MCGHEE TYSON AIR NATIONAL GUARD BASE, Tenn. — With so many changes and demands Airmen face in their service these days, it can get challenging to disconnect and recharge to maintain resiliency. The U.S. Air Force wants healthy and ready minds, but it is also up to service members to find what best refuels them and give attention to it.
Tech. Sgt. Renee Wiederspahn, a professional military education instructor at the Lankford Enlisted PME Center in East Tennessee, decided to get some goats and chickens during the pandemic.
“The thing I like best about my farm animals is the peaceful nature that they have,” said Sergeant Wiederspahn. “I can sit down, out in the grass, and they will come to sit with me or run around and be silly with each other.”
Wiederspahn is one of nearly 40 instructors assigned to Lankford Center from the regular Air Force, the Air National Guard, and the Reserve Command. They teach NCO academy and Airman leadership school for the total force. The organization is conducting a mix of in-resident and virtual classes during the pandemic.
The technical sergeant is very busy at the campus, preparing to teach the Center’s first in-resident class of NCO academy students since before the pandemic. The students arrive on October 4. After the suspension of classes in March 2020, the organization quickly designed virtual learning programs for ALS and NCOA.
“Honestly, my hobby does not relate at all to what I do in the classroom, but the animals give me a sense of calm and help me relax, and I believe that I wouldn’t have handled these last months as well if I did not have them to visit every day,” said Sergeant Wiederspahn. Carrying feed and gathering chicken eggs is also good exercise.
Her assessment of relaxing, and the value of resiliency, contributes to a balanced life. The Air Force promotes Mental, Physical, Social, and Spiritual health through education, counselors, and special stand-down days dedicated to these Pillars of Resiliency.
Today, Sergeant Wiederspahn and her husband care for six pigmy goats and more than 20 chickens. She said that it might sound strange to some, but the animals are quiet.

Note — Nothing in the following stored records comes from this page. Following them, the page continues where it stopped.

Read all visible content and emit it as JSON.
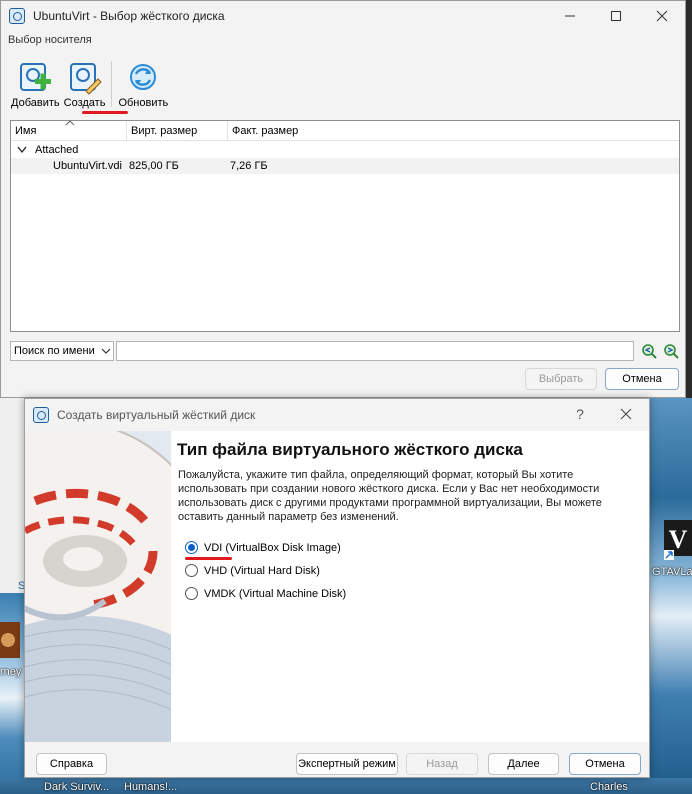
{
  "desktop": {
    "labels": {
      "gta": "GTAVLa",
      "charles": "Charles",
      "dark": "Dark Surviv...",
      "humans": "Humans!...",
      "rney": "rney",
      "s": "S"
    }
  },
  "disk_selector": {
    "title": "UbuntuVirt - Выбор жёсткого диска",
    "menu_label": "Выбор носителя",
    "toolbar": {
      "add": "Добавить",
      "create": "Создать",
      "refresh": "Обновить"
    },
    "columns": {
      "name": "Имя",
      "virtual_size": "Вирт. размер",
      "actual_size": "Факт. размер"
    },
    "group": "Attached",
    "rows": [
      {
        "name": "UbuntuVirt.vdi",
        "virtual_size": "825,00 ГБ",
        "actual_size": "7,26 ГБ"
      }
    ],
    "search_mode": "Поиск по имени",
    "search_value": "",
    "buttons": {
      "choose": "Выбрать",
      "cancel": "Отмена"
    }
  },
  "wizard": {
    "title": "Создать виртуальный жёсткий диск",
    "help_glyph": "?",
    "heading": "Тип файла виртуального жёсткого диска",
    "description": "Пожалуйста, укажите тип файла, определяющий формат, который Вы хотите использовать при создании нового жёсткого диска. Если у Вас нет необходимости использовать диск с другими продуктами программной виртуализации, Вы можете оставить данный параметр без изменений.",
    "options": [
      {
        "label": "VDI (VirtualBox Disk Image)",
        "checked": true
      },
      {
        "label": "VHD (Virtual Hard Disk)",
        "checked": false
      },
      {
        "label": "VMDK (Virtual Machine Disk)",
        "checked": false
      }
    ],
    "buttons": {
      "help": "Справка",
      "expert": "Экспертный режим",
      "back": "Назад",
      "next": "Далее",
      "cancel": "Отмена"
    }
  },
  "colors": {
    "accent_red": "#e0191f",
    "radio_blue": "#0a5ec9"
  }
}
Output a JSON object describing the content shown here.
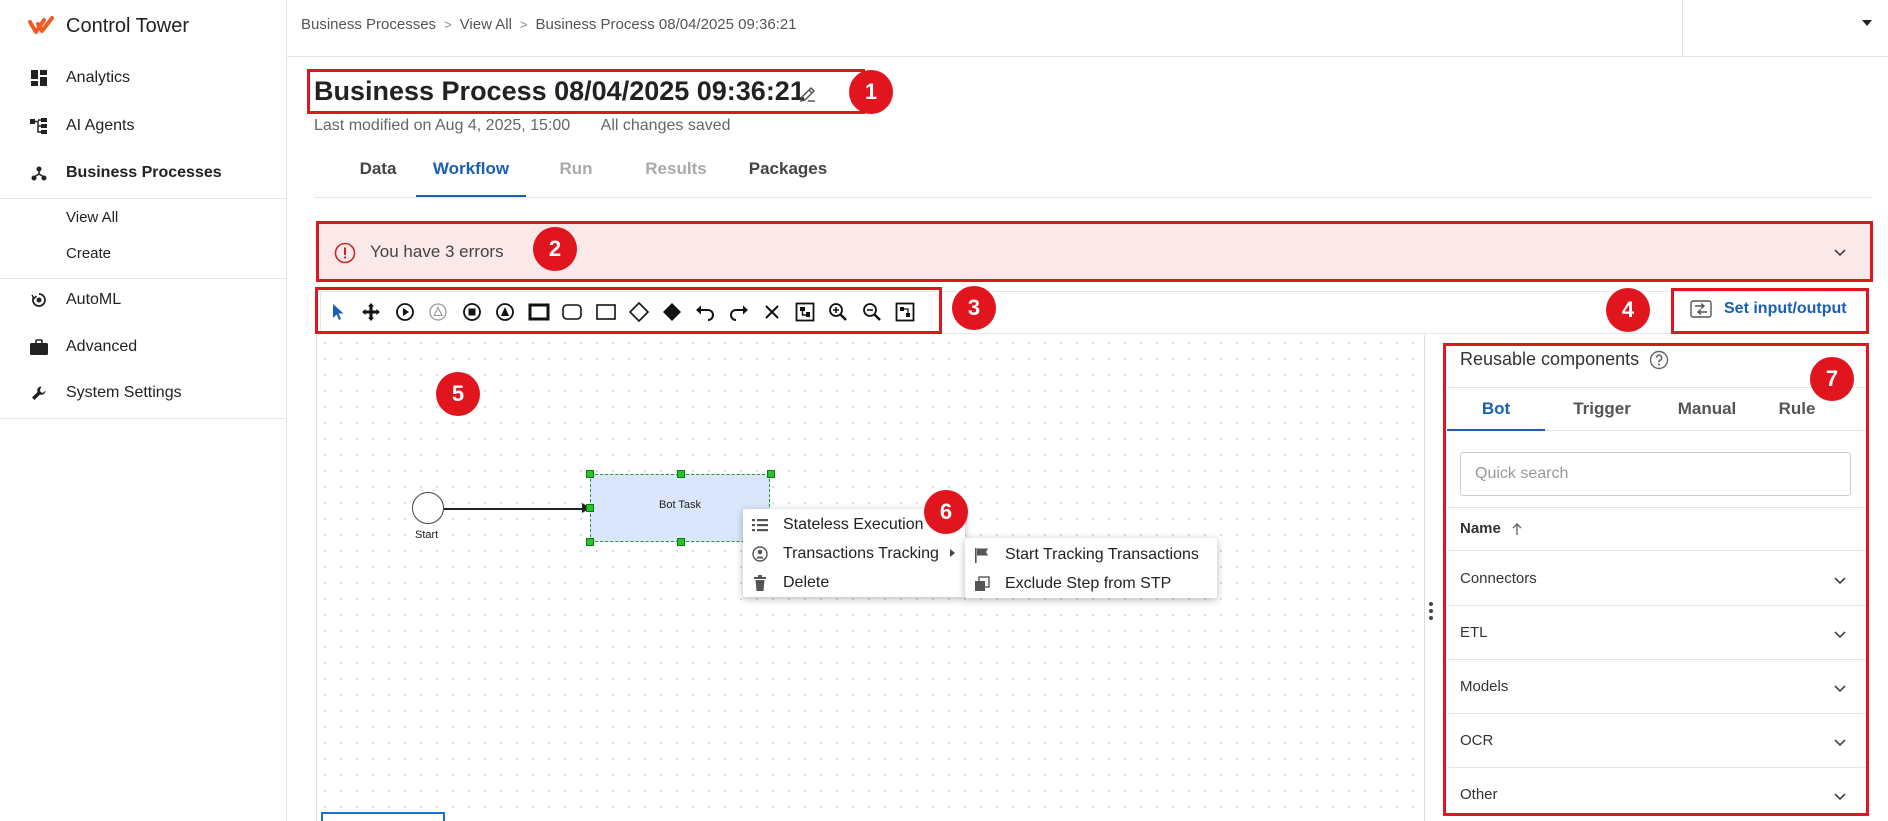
{
  "app": {
    "name": "Control Tower"
  },
  "sidebar": {
    "items": [
      {
        "label": "Analytics",
        "icon": "dashboard-icon"
      },
      {
        "label": "AI Agents",
        "icon": "hierarchy-icon"
      },
      {
        "label": "Business Processes",
        "icon": "process-icon",
        "active": true
      },
      {
        "label": "AutoML",
        "icon": "automl-icon"
      },
      {
        "label": "Advanced",
        "icon": "briefcase-icon"
      },
      {
        "label": "System Settings",
        "icon": "wrench-icon"
      }
    ],
    "subitems": [
      "View All",
      "Create"
    ]
  },
  "breadcrumb": [
    "Business Processes",
    "View All",
    "Business Process 08/04/2025 09:36:21"
  ],
  "page": {
    "title": "Business Process 08/04/2025 09:36:21",
    "last_modified": "Last modified on Aug 4, 2025, 15:00",
    "save_status": "All changes saved"
  },
  "tabs": [
    {
      "label": "Data",
      "state": "normal"
    },
    {
      "label": "Workflow",
      "state": "active"
    },
    {
      "label": "Run",
      "state": "disabled"
    },
    {
      "label": "Results",
      "state": "disabled"
    },
    {
      "label": "Packages",
      "state": "normal"
    }
  ],
  "errors": {
    "text": "You have 3 errors"
  },
  "toolbar": {
    "tools": [
      "pointer-icon",
      "pan-icon",
      "start-event-icon",
      "intermediate-event-icon",
      "end-event-icon",
      "escalation-event-icon",
      "bold-task-icon",
      "rounded-task-icon",
      "task-icon",
      "gateway-icon",
      "filled-gateway-icon",
      "undo-icon",
      "redo-icon",
      "delete-icon",
      "fit-icon",
      "zoom-in-icon",
      "zoom-out-icon",
      "minimap-icon"
    ],
    "set_io_label": "Set input/output"
  },
  "canvas": {
    "start_label": "Start",
    "task_label": "Bot Task"
  },
  "context_menu": {
    "items": [
      "Stateless Execution",
      "Transactions Tracking",
      "Delete"
    ],
    "submenu": [
      "Start Tracking Transactions",
      "Exclude Step from STP"
    ]
  },
  "panel": {
    "title": "Reusable components",
    "tabs": [
      "Bot",
      "Trigger",
      "Manual",
      "Rule"
    ],
    "search_placeholder": "Quick search",
    "column": "Name",
    "groups": [
      "Connectors",
      "ETL",
      "Models",
      "OCR",
      "Other"
    ]
  },
  "annotations": [
    "1",
    "2",
    "3",
    "4",
    "5",
    "6",
    "7"
  ],
  "colors": {
    "accent": "#1a5fb4",
    "annotation": "#e0151e",
    "error_bg": "#fbe9ea",
    "brand": "#f15a24"
  }
}
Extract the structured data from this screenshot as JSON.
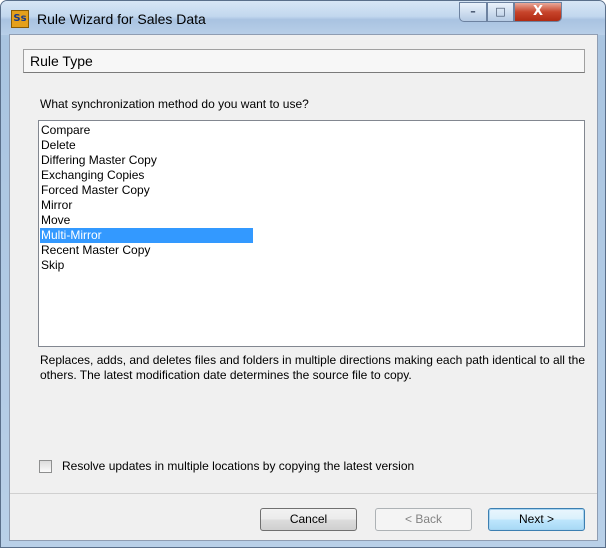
{
  "window": {
    "title": "Rule Wizard for Sales Data",
    "app_icon_text": "Ss",
    "controls": {
      "minimize": "–",
      "maximize": "□",
      "close": "X"
    }
  },
  "section_header": "Rule Type",
  "question": "What synchronization method do you want to use?",
  "methods": [
    "Compare",
    "Delete",
    "Differing Master Copy",
    "Exchanging Copies",
    "Forced Master Copy",
    "Mirror",
    "Move",
    "Multi-Mirror",
    "Recent Master Copy",
    "Skip"
  ],
  "selected_method": "Multi-Mirror",
  "description": "Replaces, adds, and deletes files and folders in multiple directions making each path identical to all the others. The latest modification date determines the source file to copy.",
  "option": {
    "label": "Resolve updates in multiple locations by copying the latest version",
    "checked": false
  },
  "buttons": {
    "cancel": "Cancel",
    "back": "< Back",
    "next": "Next >"
  }
}
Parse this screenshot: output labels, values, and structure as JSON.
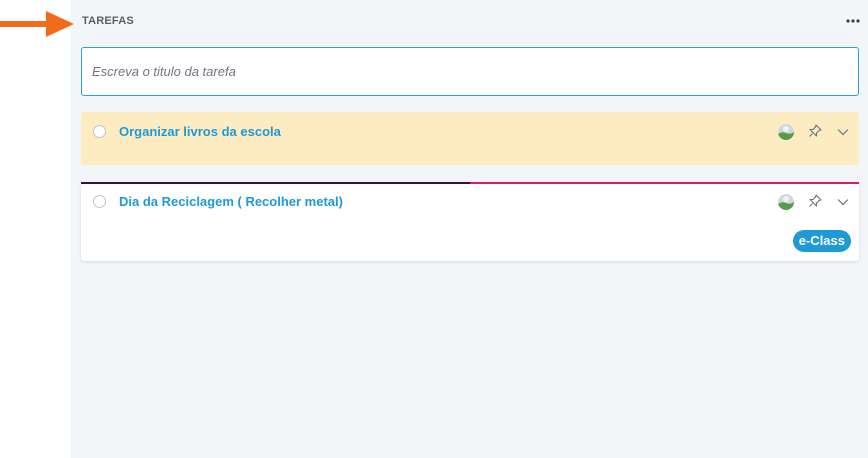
{
  "header": {
    "title": "TAREFAS",
    "more_icon": "more-dots-icon"
  },
  "new_task": {
    "placeholder": "Escreva o titulo da tarefa",
    "value": ""
  },
  "tasks": [
    {
      "title": "Organizar livros da escola",
      "background": "#fdecc1",
      "icons": [
        "avatar",
        "pin-icon",
        "chevron-down-icon"
      ]
    },
    {
      "title": "Dia da Reciclagem ( Recolher metal)",
      "background": "#ffffff",
      "top_line_colors": [
        "#3a0c4a",
        "#d81b6a"
      ],
      "badge": "e-Class",
      "icons": [
        "avatar",
        "pin-icon",
        "chevron-down-icon"
      ]
    }
  ],
  "colors": {
    "accent": "#1e9ad6",
    "arrow": "#f26a1b",
    "panel_bg": "#f3f6f8"
  }
}
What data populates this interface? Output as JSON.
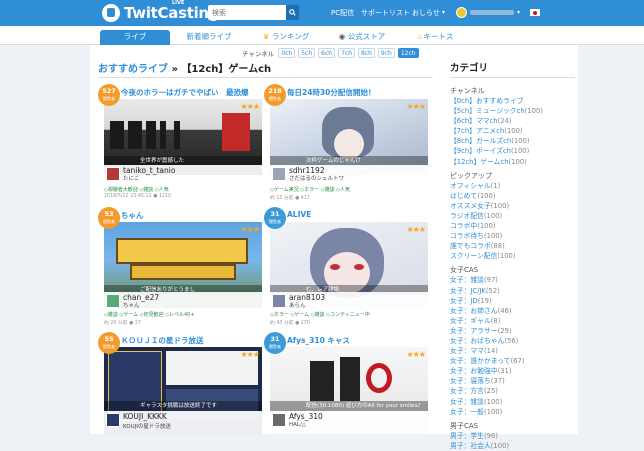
{
  "header": {
    "logo_text": "TwitCasting",
    "logo_badge": "LIVE",
    "search_placeholder": "検索",
    "nav": [
      "PC配信",
      "サポートリスト",
      "おしらせ"
    ],
    "chevron": "▾"
  },
  "tabs": [
    {
      "label": "ライブ",
      "active": true
    },
    {
      "label": "新着順ライブ",
      "active": false
    },
    {
      "label": "ランキング",
      "active": false,
      "icon": "crown-icon"
    },
    {
      "label": "公式ストア",
      "active": false,
      "icon": "store-icon"
    },
    {
      "label": "キートス",
      "active": false,
      "icon": "flame-icon"
    }
  ],
  "channel_bar": {
    "label": "チャンネル",
    "channels": [
      "0ch",
      "5ch",
      "6ch",
      "7ch",
      "8ch",
      "9ch",
      "12ch"
    ],
    "selected": "12ch"
  },
  "page_title": {
    "link": "おすすめライブ",
    "separator": "»",
    "current": "【12ch】ゲームch"
  },
  "cards": [
    {
      "title": "今夜のホラーはガチでやばい　最恐爆",
      "badge_num": "527",
      "badge_sub": "閲覧者",
      "stars": "★★★",
      "caption": "全世界が震撼した",
      "user": "taniko_t_tanio",
      "user_sub": "たにこ",
      "tags": "◇視聴者大歓迎 ◇雑談 ◇人気",
      "meta": "2018/5/22 23:45:12 ● 1210"
    },
    {
      "title": "毎日24時30分配信開始！",
      "badge_num": "218",
      "badge_sub": "閲覧者",
      "stars": "★★★",
      "caption": "次枠ゲームのじゃんけ",
      "user": "sdhr1192",
      "user_sub": "さだはるのシェルトワ",
      "tags": "◇ゲーム実況 ◇ホラー ◇雑談 ◇人気",
      "meta": "約 15 分前 ● 417"
    },
    {
      "title": "ちゃん",
      "badge_num": "53",
      "badge_sub": "閲覧者",
      "stars": "★★★",
      "caption": "ご配信ありがとうまし",
      "user": "chan_e27",
      "user_sub": "ちゃん",
      "tags": "◇雑談 ◇ゲーム ◇初見歓迎 ◇レベル40+",
      "meta": "約 20 分前 ● 37"
    },
    {
      "title": "ALIVE",
      "badge_num": "31",
      "badge_sub": "閲覧者",
      "stars": "★★★",
      "caption": "む、レア雑談",
      "user": "aran8103",
      "user_sub": "あらん",
      "tags": "◇ホラー ◇ゲーム ◇雑談 ◇コンティニュー中",
      "meta": "約 43 分前 ● 270"
    },
    {
      "title": "ＫＯＵＪＩの星ドラ放送",
      "badge_num": "55",
      "badge_sub": "閲覧者",
      "stars": "★★★",
      "caption": "ギャラスタ挑戦は放送終了です",
      "user": "KOUJI_KKKK",
      "user_sub": "KOUJIの星ドラ放送",
      "tags": "",
      "meta": ""
    },
    {
      "title": "Afys_310 キャス",
      "badge_num": "31",
      "badge_sub": "閲覧者",
      "stars": "★★★",
      "caption": "配信(30.1080)   遊び方のAll for your smiles♪",
      "user": "Afys_310",
      "user_sub": "HAL/△",
      "tags": "",
      "meta": ""
    }
  ],
  "sidebar": {
    "title": "カテゴリ",
    "sections": [
      {
        "head": "チャンネル",
        "items": [
          {
            "label": "【0ch】おすすめライブ",
            "count": ""
          },
          {
            "label": "【5ch】ミュージックch",
            "count": "(100)"
          },
          {
            "label": "【6ch】ママch",
            "count": "(24)"
          },
          {
            "label": "【7ch】アニメch",
            "count": "(100)"
          },
          {
            "label": "【8ch】ガールズch",
            "count": "(100)"
          },
          {
            "label": "【9ch】ボーイズch",
            "count": "(100)"
          },
          {
            "label": "【12ch】ゲームch",
            "count": "(100)"
          }
        ]
      },
      {
        "head": "ピックアップ",
        "items": [
          {
            "label": "オフィシャル",
            "count": "(1)"
          },
          {
            "label": "はじめて",
            "count": "(100)"
          },
          {
            "label": "オススメ女子",
            "count": "(100)"
          },
          {
            "label": "ラジオ配信",
            "count": "(100)"
          },
          {
            "label": "コラボ中",
            "count": "(100)"
          },
          {
            "label": "コラボ待ち",
            "count": "(100)"
          },
          {
            "label": "誰でもコラボ",
            "count": "(88)"
          },
          {
            "label": "スクリーン配信",
            "count": "(100)"
          }
        ]
      },
      {
        "head": "女子CAS",
        "items": [
          {
            "label": "女子：雑談",
            "count": "(97)"
          },
          {
            "label": "女子：JC/JK",
            "count": "(52)"
          },
          {
            "label": "女子：JD",
            "count": "(19)"
          },
          {
            "label": "女子：お姉さん",
            "count": "(46)"
          },
          {
            "label": "女子：ギャル",
            "count": "(8)"
          },
          {
            "label": "女子：アラサー",
            "count": "(29)"
          },
          {
            "label": "女子：おばちゃん",
            "count": "(56)"
          },
          {
            "label": "女子：ママ",
            "count": "(14)"
          },
          {
            "label": "女子：誰かかまって",
            "count": "(67)"
          },
          {
            "label": "女子：お勉強中",
            "count": "(31)"
          },
          {
            "label": "女子：寝落ち",
            "count": "(37)"
          },
          {
            "label": "女子：方言",
            "count": "(25)"
          },
          {
            "label": "女子：雑談",
            "count": "(100)"
          },
          {
            "label": "女子：一般",
            "count": "(100)"
          }
        ]
      },
      {
        "head": "男子CAS",
        "items": [
          {
            "label": "男子：学生",
            "count": "(96)"
          },
          {
            "label": "男子：社会人",
            "count": "(100)"
          }
        ]
      }
    ]
  }
}
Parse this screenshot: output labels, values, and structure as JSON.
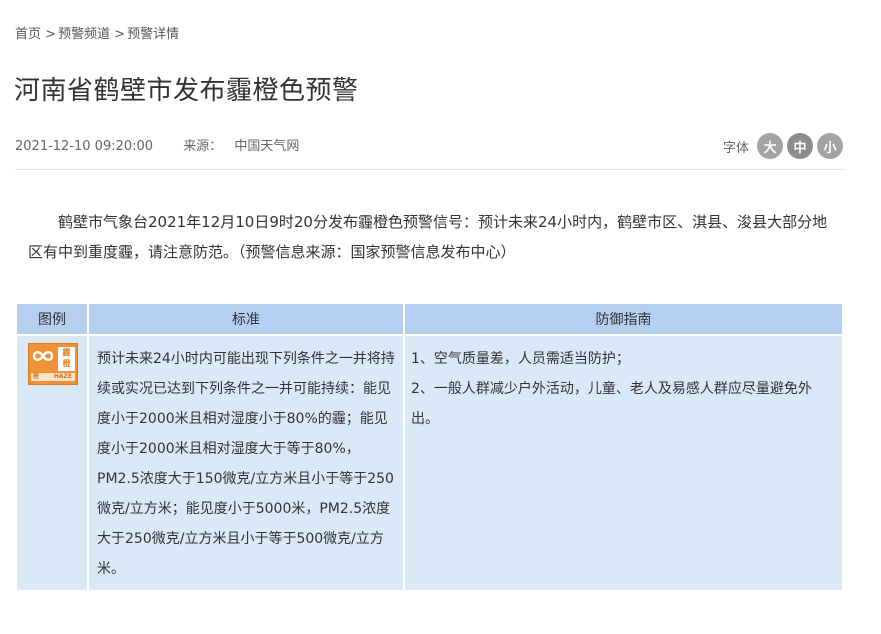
{
  "breadcrumb": {
    "home": "首页",
    "sep1": ">",
    "channel": "预警频道",
    "sep2": ">",
    "detail": "预警详情"
  },
  "article": {
    "title": "河南省鹤壁市发布霾橙色预警",
    "datetime": "2021-12-10 09:20:00",
    "source_label": "来源：",
    "source": "中国天气网",
    "body": "鹤壁市气象台2021年12月10日9时20分发布霾橙色预警信号：预计未来24小时内，鹤壁市区、淇县、浚县大部分地区有中到重度霾，请注意防范。（预警信息来源：国家预警信息发布中心）"
  },
  "font_size": {
    "label": "字体",
    "large": "大",
    "medium": "中",
    "small": "小"
  },
  "table": {
    "headers": [
      "图例",
      "标准",
      "防御指南"
    ],
    "icon": {
      "name": "haze-orange-warning-icon",
      "cn_text": "霾\n橙",
      "band_left": "橙",
      "band_right": "HAZE",
      "color": "#f19135"
    },
    "standard": "预计未来24小时内可能出现下列条件之一并将持续或实况已达到下列条件之一并可能持续：能见度小于2000米且相对湿度小于80%的霾；能见度小于2000米且相对湿度大于等于80%，PM2.5浓度大于150微克/立方米且小于等于250微克/立方米；能见度小于5000米，PM2.5浓度大于250微克/立方米且小于等于500微克/立方米。",
    "guide": [
      "1、空气质量差，人员需适当防护；",
      "2、一般人群减少户外活动，儿童、老人及易感人群应尽量避免外出。"
    ]
  },
  "colors": {
    "header_bg": "#b5cff0",
    "cell_bg": "#dbe8f8",
    "font_btn": "#a3a3a3"
  }
}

“Well, most of the time, they are,” she said. “The goats are known to scream when I go outside to get my attention so I can give them treats.”